By Stephen Young
By Stephen Young
By Stephen Young
By Jim Schutze
By Rachel Watts
By Lauren Drewes Daniels
After losing his first appeal, Chabot hired Houston appellate lawyer Randy Schaffer, who had just given the Dallas District Attorney's Office a black eye in the Randall Dale Adams case. Adams had been released from death row in 1989 after District Attorney John Vance decided not to retry him for the murder of a police officer. The Thin Blue Line, a film by Errol Morris, had accused prosecutor Doug Mulder of hiding exculpatory evidence.
Schaffer asked Warder for a DNA test of the semen found in Crosby's body. She told him that excluding Chabot would mean nothing without samples from Graham and Pabst, and she had no idea where they were.

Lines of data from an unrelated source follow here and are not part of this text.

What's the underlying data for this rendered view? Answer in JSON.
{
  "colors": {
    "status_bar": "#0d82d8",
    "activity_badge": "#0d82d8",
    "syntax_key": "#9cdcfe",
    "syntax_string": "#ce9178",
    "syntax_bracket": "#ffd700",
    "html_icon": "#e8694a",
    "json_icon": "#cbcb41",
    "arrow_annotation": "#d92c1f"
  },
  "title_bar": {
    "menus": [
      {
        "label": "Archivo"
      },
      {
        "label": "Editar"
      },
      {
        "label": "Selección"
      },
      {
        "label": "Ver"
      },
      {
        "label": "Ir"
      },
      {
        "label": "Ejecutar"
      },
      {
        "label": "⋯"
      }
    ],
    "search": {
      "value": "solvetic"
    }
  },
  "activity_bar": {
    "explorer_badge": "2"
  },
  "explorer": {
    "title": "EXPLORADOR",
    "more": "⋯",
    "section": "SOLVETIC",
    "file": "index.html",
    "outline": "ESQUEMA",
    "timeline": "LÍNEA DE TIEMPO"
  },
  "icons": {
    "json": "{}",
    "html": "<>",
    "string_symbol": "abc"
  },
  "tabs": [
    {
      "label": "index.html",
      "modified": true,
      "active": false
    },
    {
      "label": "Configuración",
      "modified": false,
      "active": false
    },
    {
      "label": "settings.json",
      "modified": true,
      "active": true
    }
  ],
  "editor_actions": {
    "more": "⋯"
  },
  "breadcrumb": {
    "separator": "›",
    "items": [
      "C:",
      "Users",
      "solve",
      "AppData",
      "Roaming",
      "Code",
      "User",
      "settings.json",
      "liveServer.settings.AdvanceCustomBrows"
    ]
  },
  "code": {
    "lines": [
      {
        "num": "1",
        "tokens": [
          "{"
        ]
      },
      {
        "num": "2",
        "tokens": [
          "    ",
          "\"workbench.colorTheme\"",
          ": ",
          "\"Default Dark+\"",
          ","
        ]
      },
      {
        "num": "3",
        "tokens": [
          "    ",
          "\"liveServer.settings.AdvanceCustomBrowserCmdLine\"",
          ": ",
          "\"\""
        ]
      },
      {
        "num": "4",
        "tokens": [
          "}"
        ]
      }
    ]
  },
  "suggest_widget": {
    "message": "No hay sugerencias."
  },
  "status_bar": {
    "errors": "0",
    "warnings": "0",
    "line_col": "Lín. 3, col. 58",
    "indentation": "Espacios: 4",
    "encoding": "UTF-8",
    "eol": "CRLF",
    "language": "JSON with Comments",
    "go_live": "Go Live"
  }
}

"She said the only thing that would mean something to me would be if it was Pabst's semen," Schaffer says. "She basically gave me the runaround."
Warder says the laboratory told her there wasn't enough material to test with DNA technology used at the time.
But Schaffer unearthed something after requesting evidence from the Dallas District Attorney's Office that prompted him to file a grievance against Warder with the State Bar of Texas. A note in the Garland police file said that Pabst had taken and passed a polygraph saying that he knew nothing about the murder. Though polygraphs aren't admissible in court, Schaffer contended that this should have been turned over to Chabot's attorney, who could have developed more evidence to challenge Pabst's flip-flop testimony.
Pabst's attorney Loving says he knew nothing about the first polygraph. "If I'd known that, I would have said something is wrong with this," Loving says. "It contradicts what he told the jury. Probably it should have been disclosed to the defense."
Schaffer was even more troubled by another revelation in the Chabot case: the unwritten "deal" the prosecution cut for Pabst's testimony against Chabot.
In Pabst's file, Warder had written next to the date October 16, 1986—the day Pabst testified but before closing arguments—this memo: "This [defendant] testified against co-defendant Clay Chabot. He testified that Chabot turned gun on him and said to do what he said and he tied complainant's feet and unhooked TV—knew nothing of rape and intent to kill. Plea negotiations discussed w/Judge Thorpe and Norman Kinne [first assistant district attorney]. Defendant has duress defense to a robbery. Will plead to theft for pawning radio. Wheatley, GPD [Garland Police Department], approves of this disposition. JW."
Also released was a worksheet signed by Assistant District Attorney Dale Jensen, dating to several months before the trial: "Shaky case unless the hair samples can eliminate Pabst as a suspect. Basically, Pabst says Chabot did, Chabot says Pabst did it..."
Schaffer saw that as confirmation Warder needed one of the men to turn on the other to get a conviction. He filed a writ of habeas corpus alleging that the prosecution had suppressed evidence that Pabst wouldn't be prosecuted for Crosby's murder and failed to correct testimony that he had not been offered leniency.
In his tenure as a prosecutor, which coincided with Warder's, Judge Creuzot says such deals were not written, but there was a general understanding that something good would happen for the client. "There was certainly an expectation," Creuzot says. "Practically, it may have influenced people to testify falsely."
Warder submitted an affidavit saying that Pabst's deal hadn't been made until the "end of the day's testimony, after the jury was dismissed for the day." That meant Warder had failed to correct the impression given the jury in closing arguments that Pabst had nothing to gain by testifying. So she submitted another affidavit, saying she hadn't read the first one, which was prepared by another attorney in the district attorney's office. With her memory refreshed—and a grievance charge to defend—Warder remembered that she had written the memo only after the entire case was over; she'd simply added it next to the date Pabst testified.
The man Warder has called her "mentor and role model," Judge Thorpe, issued a ruling on April 7, 1992, concluding that an agreement had been made between the state and Pabst and his attorney after his testimony and before both sides rested and closed, and that Chabot and his attorney were not informed.
In November 1994, Janice Warder, now Judge Warder, took the witness stand in an evidentiary hearing before federal Magistrate Judge William Sanderson to defend her handling of the Chabot case. The magistrate would issue a ruling in favor of Warder, saying there was no deal.
Chabot, meanwhile, continued fighting his conviction, and in 2004 his case was taken up by the Innocence Project in New York. "It's a very high-stakes game of let's make a deal," says Nina Morrison, the IP attorney who handled Chabot's case. "Whoever comes in first and gives a detailed account is the one who gets the deal. Pabst was in trouble. He had a real incentive to try to minimize his involvement."
Chabot's request for DNA testing was finally granted by state District Judge Lana Myers, who ruled in his favor over the vociferous opposition of the district attorney's office.
Using a new technology that isolates the male chromosome, a vaginal smear from Crosby was matched to Gerald Pabst.